U.N.C.L.E. and Columbo.Did he watch TV? What were
his favorite shows?
VICTORIA: He loved watching Jeopardy. He
religiously watched Crossfire and screamed at the
conservatives. He loved PBS -- Mystery, Civilization,
almost anything on PBS.
Did he go to the movies? Do recall his favorite films? Who
were his favorite performers?
VICTORIA: His favorite performer was Ronald Colman.
He thought Ava Gardner was fabulous.
What films did he especially not like?
VICTORIA: He hated modern slasher horror movies.
What films of his own do you think he enjoyed most? Can you
name any of his own movies that he complained about?
VICTORIA: I think his three favorites would have
been Laura, Champagne for Caesar, and Theater of
Blood. He hated quite a few of the crappy AIP movies in
the mid-60s. He had a really good sense of humor about the BAD
movies like Green Hell and Son of Sinbad.
amazing feature of your father's career is the extremely wide
range of his subject matter. He did some downright silly films
such as Dr. Goldfoot and some timeless classics
including Laura. In his more recent films, Edward
Scissorhands and Whales of August, he turned in

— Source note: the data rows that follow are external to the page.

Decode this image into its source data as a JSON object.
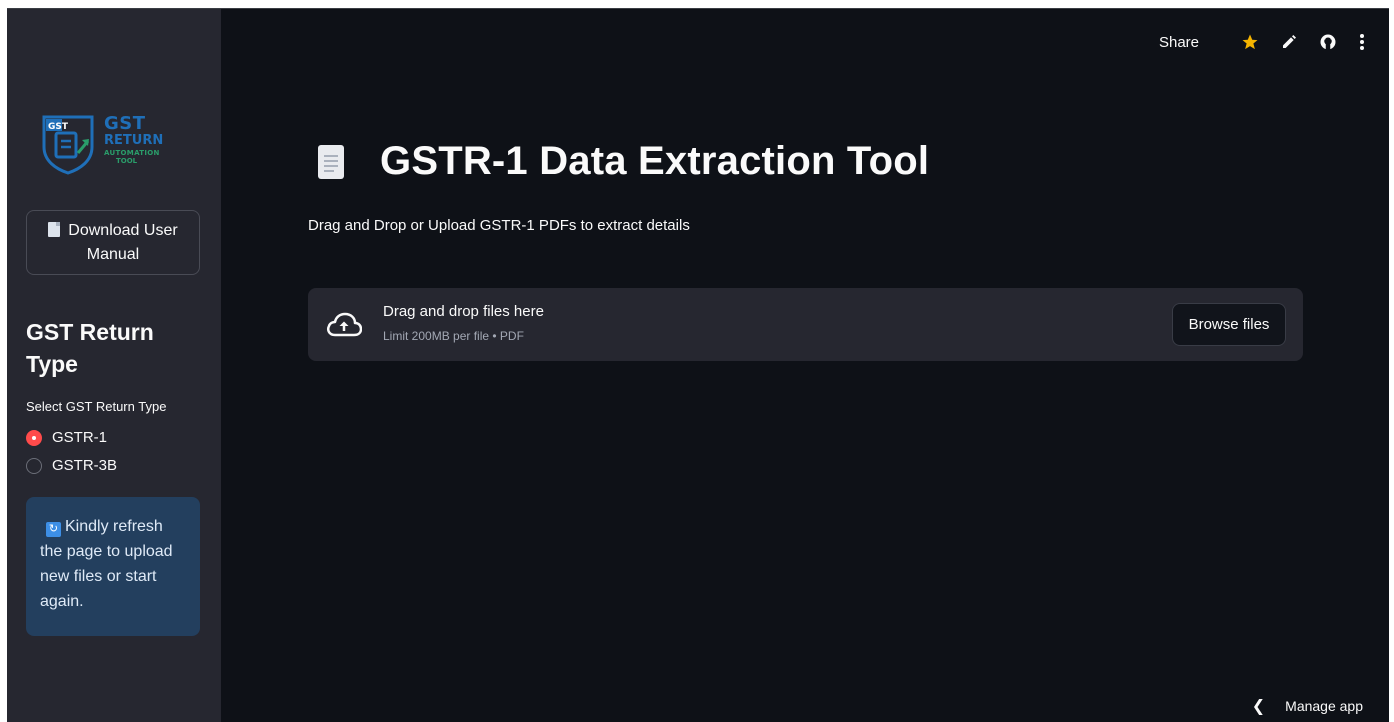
{
  "sidebar": {
    "logo": {
      "line1": "GST",
      "line2": "RETURN",
      "line3": "AUTOMATION",
      "line4": "TOOL",
      "badge": "GST"
    },
    "download_button": {
      "icon": "document-icon",
      "label": "Download User Manual"
    },
    "heading": "GST Return Type",
    "radio_label": "Select GST Return Type",
    "options": [
      {
        "label": "GSTR-1",
        "selected": true
      },
      {
        "label": "GSTR-3B",
        "selected": false
      }
    ],
    "info": {
      "icon": "refresh-icon",
      "lines": [
        "Kindly refresh",
        "the page to upload",
        "new files or start",
        "again."
      ]
    }
  },
  "toolbar": {
    "share_label": "Share",
    "icons": [
      "star-icon",
      "edit-icon",
      "github-icon",
      "more-vertical-icon"
    ]
  },
  "main": {
    "title": "GSTR-1 Data Extraction Tool",
    "title_icon": "page-icon",
    "subtitle": "Drag and Drop or Upload GSTR-1 PDFs to extract details",
    "uploader": {
      "icon": "cloud-upload-icon",
      "title": "Drag and drop files here",
      "limit": "Limit 200MB per file • PDF",
      "browse_label": "Browse files"
    }
  },
  "footer": {
    "manage_label": "Manage app"
  },
  "colors": {
    "background": "#0e1117",
    "sidebar": "#262730",
    "accent": "#ff4b4b",
    "star": "#f5b400",
    "info_bg": "#233f5e"
  }
}
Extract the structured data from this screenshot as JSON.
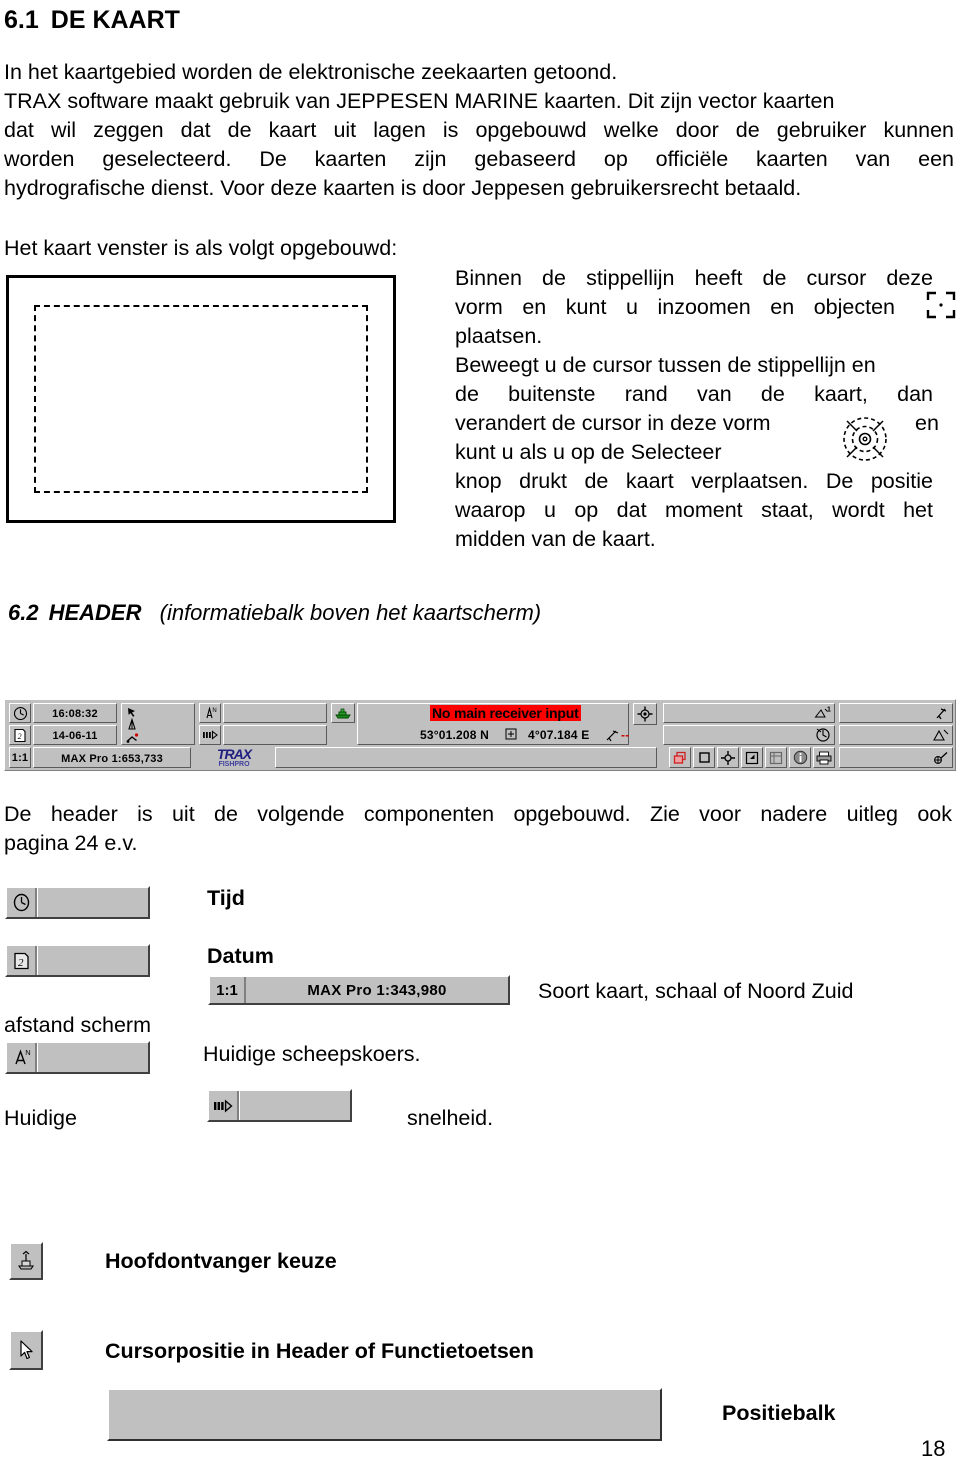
{
  "section_61": {
    "number": "6.1",
    "title": "DE KAART",
    "para1_line1": "In het kaartgebied worden de elektronische zeekaarten getoond.",
    "para1_line2": "TRAX software maakt gebruik van JEPPESEN MARINE kaarten. Dit zijn vector kaarten",
    "para1_line3": "dat wil zeggen dat de kaart uit lagen is opgebouwd welke door de gebruiker kunnen",
    "para1_line4": "worden geselecteerd. De kaarten zijn gebaseerd op officiële kaarten van een",
    "para1_line5": "hydrografische dienst. Voor deze kaarten is door Jeppesen gebruikersrecht  betaald.",
    "figure_intro": "Het kaart venster is als volgt opgebouwd:",
    "side_line1": "Binnen de stippellijn heeft de cursor deze",
    "side_line2": "vorm en kunt u inzoomen en objecten",
    "side_line3": "plaatsen.",
    "side_line4": "Beweegt u de cursor tussen de stippellijn en",
    "side_line5": "de buitenste rand van de kaart, dan",
    "side_line6": "verandert de cursor in deze vorm",
    "side_line6b": "en",
    "side_line7": "kunt u als u op de Selecteer",
    "side_line8": "knop drukt de kaart verplaatsen. De positie",
    "side_line9": "waarop u op dat moment staat, wordt het",
    "side_line10": "midden van de kaart."
  },
  "section_62": {
    "number": "6.2",
    "title": "HEADER",
    "subtitle": "(informatiebalk boven het kaartscherm)",
    "para_line1": "De header is uit de volgende componenten opgebouwd. Zie voor nadere uitleg ook",
    "para_line2": "pagina 24 e.v."
  },
  "header_bar": {
    "time": "16:08:32",
    "date": "14-06-11",
    "ratio": "1:1",
    "chart_scale": "MAX Pro   1:653,733",
    "alarm_text": "No main receiver input",
    "latitude": "53°01.208 N",
    "longitude": "4°07.184 E",
    "dash": "--",
    "logo_top": "TRAX",
    "logo_bottom": "FISHPRO",
    "icons": {
      "clock": "clock-icon",
      "calendar": "calendar-icon",
      "cursor_arrow": "cursor-arrow-icon",
      "anchor": "anchor-icon",
      "track": "track-icon",
      "compass": "compass-north-icon",
      "speed": "speed-icon",
      "boat": "boat-icon",
      "position_marker": "position-marker-icon",
      "target": "target-crosshair-icon",
      "waypoint1": "waypoint-1-icon",
      "route": "route-icon",
      "layers": "layers-icon",
      "square": "square-icon",
      "center": "center-crosshair-icon",
      "zoombox": "zoom-box-icon",
      "grid": "grid-icon",
      "info": "info-icon",
      "print": "print-icon",
      "divider": "divider-icon",
      "triangle": "triangle-measure-icon",
      "nav": "nav-tool-icon"
    }
  },
  "legend": {
    "tijd": "Tijd",
    "datum": "Datum",
    "scale_ratio": "1:1",
    "scale_value": "MAX Pro   1:343,980",
    "soort_kaart": "Soort  kaart,  schaal  of  Noord  Zuid",
    "afstand_scherm": "afstand scherm",
    "huidige_scheepskoers": "Huidige scheepskoers.",
    "huidige": "Huidige",
    "snelheid": "snelheid.",
    "hoofdontvanger": "Hoofdontvanger keuze",
    "cursorpositie": "Cursorpositie in Header of Functietoetsen",
    "positiebalk": "Positiebalk",
    "icons": {
      "clock": "clock-icon",
      "calendar": "calendar-icon",
      "compass": "compass-north-icon",
      "speed": "speed-icon",
      "receiver": "receiver-antenna-icon",
      "pointer": "mouse-pointer-icon"
    }
  },
  "footer": {
    "page_number": "18"
  },
  "colors": {
    "alarm_bg": "#ff0000",
    "toolbar_bg": "#c0c0c0",
    "logo_blue": "#202080"
  }
}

highly acclaimed performances. Did he ever talk about the
different directions he was always capable of taking in his
VICTORIA: Yes, I think it frustrated him sometimes
that people did not know he was capable of such a wide range.
Whales of August was a real gift, because Lindsay
Anderson gave him a chance to play a part that was so much
against type. He did an incredible one-man show about Oscar
Wilde that was one of the best things he ever did. He
regretted that more people did not know about that. At the
same time, he was very grateful for the identification that
the horror films had afforded him.
PICKS HER VINCENT PRICE TOP 10
Leonard Hughes, a leading authority on the works of Walker
Percy, is an editor and theater critic for The Washington
Vincent Price: A Daughter's Biography by Victoria
Price is available from St. Martin's Press and online through